» **WHAT IS EXPECTED**
Here is a block of records. Copy every line in it that includes "subtitle".

» **INPUT MATERIAL**

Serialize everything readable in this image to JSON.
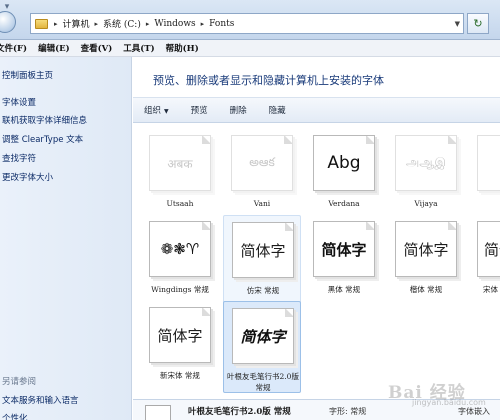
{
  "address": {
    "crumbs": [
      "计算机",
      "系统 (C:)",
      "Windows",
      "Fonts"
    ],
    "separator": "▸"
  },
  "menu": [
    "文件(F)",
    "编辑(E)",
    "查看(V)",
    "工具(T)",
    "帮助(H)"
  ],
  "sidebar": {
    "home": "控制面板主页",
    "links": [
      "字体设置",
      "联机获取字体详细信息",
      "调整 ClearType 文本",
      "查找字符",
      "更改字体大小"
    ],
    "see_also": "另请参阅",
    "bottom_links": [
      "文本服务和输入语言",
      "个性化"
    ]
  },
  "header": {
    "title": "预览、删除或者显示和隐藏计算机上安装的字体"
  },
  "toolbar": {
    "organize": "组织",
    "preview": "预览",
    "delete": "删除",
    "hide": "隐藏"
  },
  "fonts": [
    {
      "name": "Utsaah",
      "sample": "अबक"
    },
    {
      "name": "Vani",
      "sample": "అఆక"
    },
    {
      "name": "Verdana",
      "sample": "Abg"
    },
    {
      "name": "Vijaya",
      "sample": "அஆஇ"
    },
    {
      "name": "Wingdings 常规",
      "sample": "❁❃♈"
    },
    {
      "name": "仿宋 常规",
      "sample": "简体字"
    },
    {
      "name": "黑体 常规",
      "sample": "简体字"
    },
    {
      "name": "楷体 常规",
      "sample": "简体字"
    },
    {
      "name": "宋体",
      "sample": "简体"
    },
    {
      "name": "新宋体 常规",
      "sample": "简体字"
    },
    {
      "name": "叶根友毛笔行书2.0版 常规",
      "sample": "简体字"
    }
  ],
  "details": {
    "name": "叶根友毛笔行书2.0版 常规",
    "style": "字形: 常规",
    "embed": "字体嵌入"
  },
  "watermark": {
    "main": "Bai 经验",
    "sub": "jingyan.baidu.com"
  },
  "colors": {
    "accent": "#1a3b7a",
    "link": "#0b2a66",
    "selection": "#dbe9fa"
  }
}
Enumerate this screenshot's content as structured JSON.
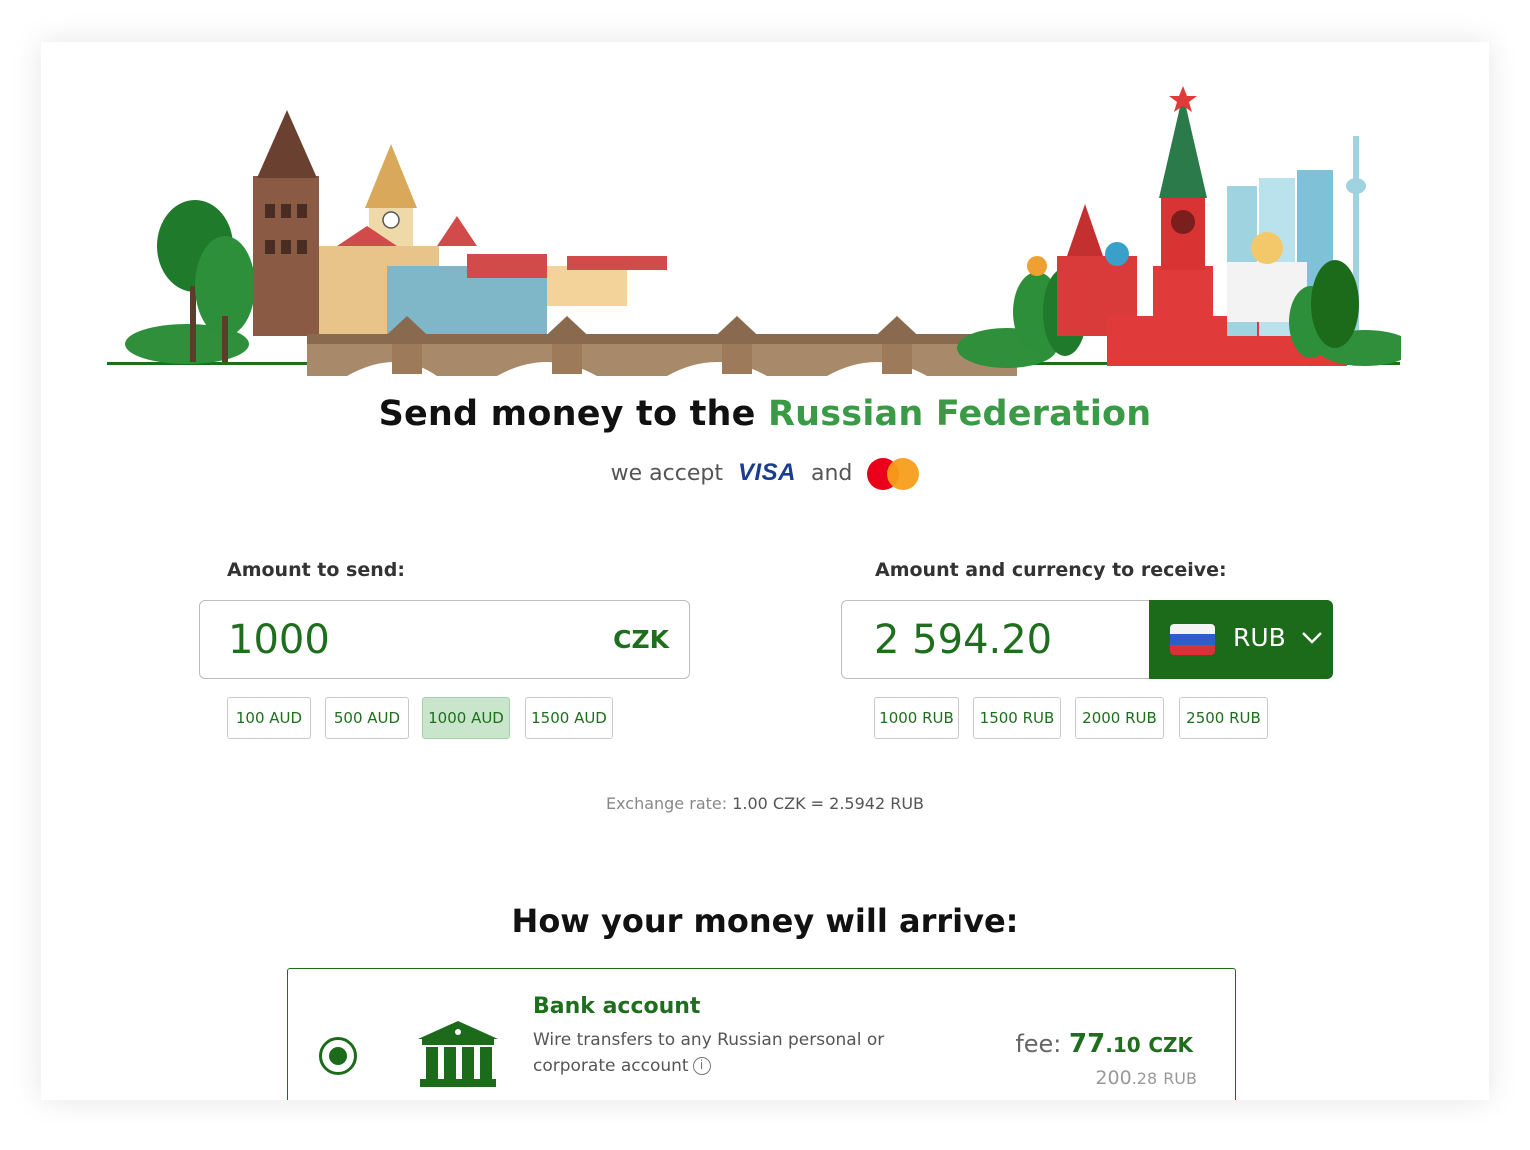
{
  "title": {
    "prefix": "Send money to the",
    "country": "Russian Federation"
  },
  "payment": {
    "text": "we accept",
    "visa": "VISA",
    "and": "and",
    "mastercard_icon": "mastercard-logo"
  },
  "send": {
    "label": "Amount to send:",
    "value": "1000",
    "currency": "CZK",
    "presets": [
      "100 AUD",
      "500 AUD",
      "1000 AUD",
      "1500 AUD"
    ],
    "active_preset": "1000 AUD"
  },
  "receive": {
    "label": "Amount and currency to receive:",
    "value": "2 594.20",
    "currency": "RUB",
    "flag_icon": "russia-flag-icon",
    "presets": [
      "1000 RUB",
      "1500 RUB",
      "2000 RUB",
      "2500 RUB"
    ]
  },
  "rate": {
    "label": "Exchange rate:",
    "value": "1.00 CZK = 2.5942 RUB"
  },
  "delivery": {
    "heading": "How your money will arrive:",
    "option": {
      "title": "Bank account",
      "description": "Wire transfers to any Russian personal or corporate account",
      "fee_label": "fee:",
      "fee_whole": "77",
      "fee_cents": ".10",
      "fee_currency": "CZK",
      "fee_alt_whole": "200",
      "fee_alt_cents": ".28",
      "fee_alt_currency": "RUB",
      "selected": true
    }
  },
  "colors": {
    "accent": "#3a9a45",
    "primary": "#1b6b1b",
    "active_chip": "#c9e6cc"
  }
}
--
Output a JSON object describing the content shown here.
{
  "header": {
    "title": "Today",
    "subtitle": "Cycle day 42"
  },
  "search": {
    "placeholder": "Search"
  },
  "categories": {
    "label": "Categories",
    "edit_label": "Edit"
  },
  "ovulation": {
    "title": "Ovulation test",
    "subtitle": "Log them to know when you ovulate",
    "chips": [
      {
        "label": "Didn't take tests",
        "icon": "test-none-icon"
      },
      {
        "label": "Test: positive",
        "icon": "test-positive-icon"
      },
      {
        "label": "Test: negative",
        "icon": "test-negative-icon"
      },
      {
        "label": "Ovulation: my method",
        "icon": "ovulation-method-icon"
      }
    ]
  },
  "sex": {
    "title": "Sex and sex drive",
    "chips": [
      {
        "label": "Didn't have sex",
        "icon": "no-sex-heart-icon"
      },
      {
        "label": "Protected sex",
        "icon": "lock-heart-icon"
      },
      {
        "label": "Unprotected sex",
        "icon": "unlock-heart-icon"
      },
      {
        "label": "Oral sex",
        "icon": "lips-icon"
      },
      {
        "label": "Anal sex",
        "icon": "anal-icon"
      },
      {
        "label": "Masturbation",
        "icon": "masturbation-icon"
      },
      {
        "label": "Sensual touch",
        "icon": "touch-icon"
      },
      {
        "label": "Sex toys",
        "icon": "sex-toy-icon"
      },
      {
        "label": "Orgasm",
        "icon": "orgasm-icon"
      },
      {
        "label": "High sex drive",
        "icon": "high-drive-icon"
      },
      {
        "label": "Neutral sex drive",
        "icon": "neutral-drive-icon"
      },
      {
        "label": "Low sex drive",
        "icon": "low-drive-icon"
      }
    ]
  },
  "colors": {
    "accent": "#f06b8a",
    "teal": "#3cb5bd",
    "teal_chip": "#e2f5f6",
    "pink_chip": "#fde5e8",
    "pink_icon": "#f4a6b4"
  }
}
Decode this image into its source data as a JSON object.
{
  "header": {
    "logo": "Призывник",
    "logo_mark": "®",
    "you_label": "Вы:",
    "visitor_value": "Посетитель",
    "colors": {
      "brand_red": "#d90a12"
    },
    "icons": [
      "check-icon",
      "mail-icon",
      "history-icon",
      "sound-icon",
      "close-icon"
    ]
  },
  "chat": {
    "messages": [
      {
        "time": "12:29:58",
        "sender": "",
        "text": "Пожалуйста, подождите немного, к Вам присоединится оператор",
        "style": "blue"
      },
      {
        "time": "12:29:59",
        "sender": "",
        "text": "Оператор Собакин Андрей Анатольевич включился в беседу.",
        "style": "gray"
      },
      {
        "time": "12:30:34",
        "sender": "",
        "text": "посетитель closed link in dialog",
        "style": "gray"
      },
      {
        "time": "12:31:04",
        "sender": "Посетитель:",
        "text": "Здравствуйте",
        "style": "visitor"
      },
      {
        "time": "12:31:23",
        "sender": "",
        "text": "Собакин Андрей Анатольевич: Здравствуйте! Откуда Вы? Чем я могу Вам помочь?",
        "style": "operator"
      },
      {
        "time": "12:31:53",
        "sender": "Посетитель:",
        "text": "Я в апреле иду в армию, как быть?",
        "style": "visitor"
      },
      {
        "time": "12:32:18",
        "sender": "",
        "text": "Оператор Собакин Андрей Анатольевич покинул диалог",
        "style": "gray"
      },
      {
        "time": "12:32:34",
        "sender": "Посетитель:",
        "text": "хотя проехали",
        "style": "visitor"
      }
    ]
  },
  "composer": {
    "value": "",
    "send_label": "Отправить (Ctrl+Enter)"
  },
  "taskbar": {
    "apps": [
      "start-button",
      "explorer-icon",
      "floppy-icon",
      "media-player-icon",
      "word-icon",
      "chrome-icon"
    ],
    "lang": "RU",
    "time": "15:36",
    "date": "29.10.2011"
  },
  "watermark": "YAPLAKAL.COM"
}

» **SOLUTION TO THIS EXERCISE**
    "subtitle": "Cycle day 42"
    "subtitle": "Log them to know when you ovulate",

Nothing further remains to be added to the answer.